by Mike Tsugranis
What does a client really mean to you?
This is such a simple and profound question all in one.
It’s also a very important consideration, as the cost of “poor service” is much more than a rounding error.
Consider the following:
*In the U.S., poor customer service costs brands $83 billion every year.
*14% will share a poor customer service experience on social media.
*Over 25% will recommend that to friends in their network not to use you again.
*A study by management consultancy Bain & Company and Harvard Business School found that “increasing customer retention by five percent increases profits by 25 to 95 percent.”
You don’t have to be a numbers guru to understand the significance of these statistics. In the world of talent acquisition, they are just as important. Clients want to feel as if they are the center of your universe, and they should. What they don’t want is to feel as if they’re being sold to.
However, at a time when technology is evolving at a dizzying pace and the SaaS universe is infiltrating the employer branding/marketing space, the predominant view of clients has been diluted and strayed away from a service-first mentality.
And while, of course, this is a very troubling dynamic, it represents an opportunity for those agencies who see clients as more than just a revenue number or a signature on a contract willing to commit to three years or more. Too many people forego the long view for short-term gain. And that has changed the industry, for the worse.
Somewhere along the line, with all the attention on the candidate experience, we forgot about the customer experience. When we think about it in those terms, we begin to ask ourselves, “have we done all we can to meet the needs of our clients?” Every time we touch a client, it’s an opportunity for us to let them know they matter and it’s a chance to reaffirm their trust in us.
As marketers, we are all about differentiators. How can we go to market differently? In a more compelling way? Imagine those same questions were applied to the way we view clients. Differentiation starts long before the development of the strategy or the expression of the idea; it starts with a burning desire to create an extraordinary, long-term and enjoyable relationship.

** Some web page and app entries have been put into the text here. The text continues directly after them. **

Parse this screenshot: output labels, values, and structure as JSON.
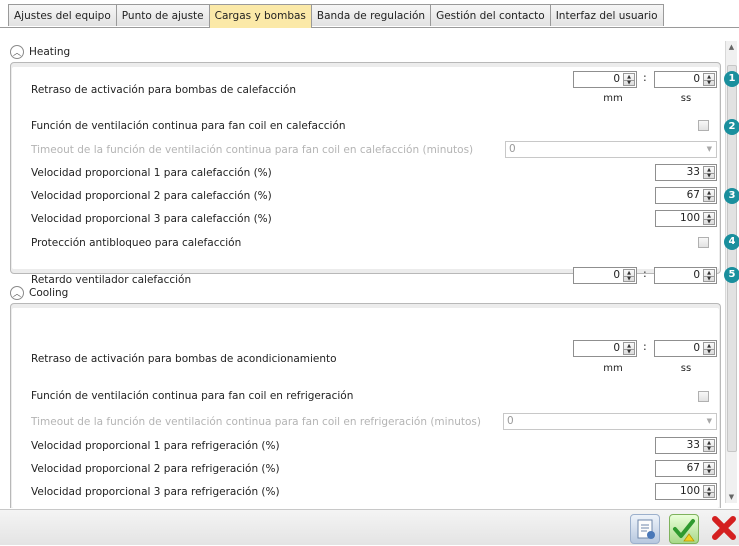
{
  "tabs": [
    {
      "label": "Ajustes del equipo",
      "active": false
    },
    {
      "label": "Punto de ajuste",
      "active": false
    },
    {
      "label": "Cargas y bombas",
      "active": true
    },
    {
      "label": "Banda de regulación",
      "active": false
    },
    {
      "label": "Gestión del contacto",
      "active": false
    },
    {
      "label": "Interfaz del usuario",
      "active": false
    }
  ],
  "heating": {
    "title": "Heating",
    "activation_delay": {
      "label": "Retraso de activación para bombas de calefacción",
      "mm": "0",
      "ss": "0",
      "mm_unit": "mm",
      "ss_unit": "ss"
    },
    "continuous_fan": {
      "label": "Función de ventilación continua para fan coil en calefacción",
      "checked": false
    },
    "timeout": {
      "label": "Timeout de la función de ventilación continua para fan coil en calefacción (minutos)",
      "value": "0",
      "disabled": true
    },
    "speed1": {
      "label": "Velocidad proporcional 1 para calefacción (%)",
      "value": "33"
    },
    "speed2": {
      "label": "Velocidad proporcional 2 para calefacción (%)",
      "value": "67"
    },
    "speed3": {
      "label": "Velocidad proporcional 3 para calefacción (%)",
      "value": "100"
    },
    "antiblock": {
      "label": "Protección antibloqueo para calefacción",
      "checked": false
    },
    "fan_delay": {
      "label": "Retardo ventilador calefacción",
      "mm": "0",
      "ss": "0"
    }
  },
  "cooling": {
    "title": "Cooling",
    "activation_delay": {
      "label": "Retraso de activación para bombas de acondicionamiento",
      "mm": "0",
      "ss": "0",
      "mm_unit": "mm",
      "ss_unit": "ss"
    },
    "continuous_fan": {
      "label": "Función de ventilación continua para fan coil en refrigeración",
      "checked": false
    },
    "timeout": {
      "label": "Timeout de la función de ventilación continua para fan coil en refrigeración (minutos)",
      "value": "0",
      "disabled": true
    },
    "speed1": {
      "label": "Velocidad proporcional 1 para refrigeración (%)",
      "value": "33"
    },
    "speed2": {
      "label": "Velocidad proporcional 2 para refrigeración (%)",
      "value": "67"
    },
    "speed3": {
      "label": "Velocidad proporcional 3 para refrigeración (%)",
      "value": "100"
    }
  },
  "callouts": [
    "1",
    "2",
    "3",
    "4",
    "5"
  ],
  "colon": ":",
  "icons": {
    "collapse": "chevron-up-icon",
    "report": "report-icon",
    "confirm": "check-icon",
    "cancel": "close-icon"
  },
  "colors": {
    "active_tab": "#fbe9a8",
    "callout": "#1a8f9d",
    "confirm": "#3aa53a",
    "cancel": "#d42020"
  }
}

How do you do that? That’s the easy part. By recognizing that every touch point, every transaction, and every interaction is an opportunity to be better and to do more.
The hard part? Creating that culture. Many years ago, I worked with a client who wanted their team to incorporate social media into their recruiting strategy. So they incentivized the team to do so, thus changing the way recruiters would be evaluated. Telling people to complete a task and incentivizing them to do so are two very different strategies. Articulating your vision, implementing a communication strategy that reemphasizes what you stand for, rewarding someone for executing based on that vision, and sharing your success stories – this is how a client-first culture is created and sustained.
We know that the natural inclination of marketers is to think creatively. Generally, those skills and abilities are applied to solving communication challenges. But why not apply them to building client relationships? There are so many elements that can be incorporated into building this kind of culture, but as with so many other things, it starts with desire and a top-down leadership mandate.
Who will be the big winners? The ones who can get the answer right to the question, “what does a client really mean to them?”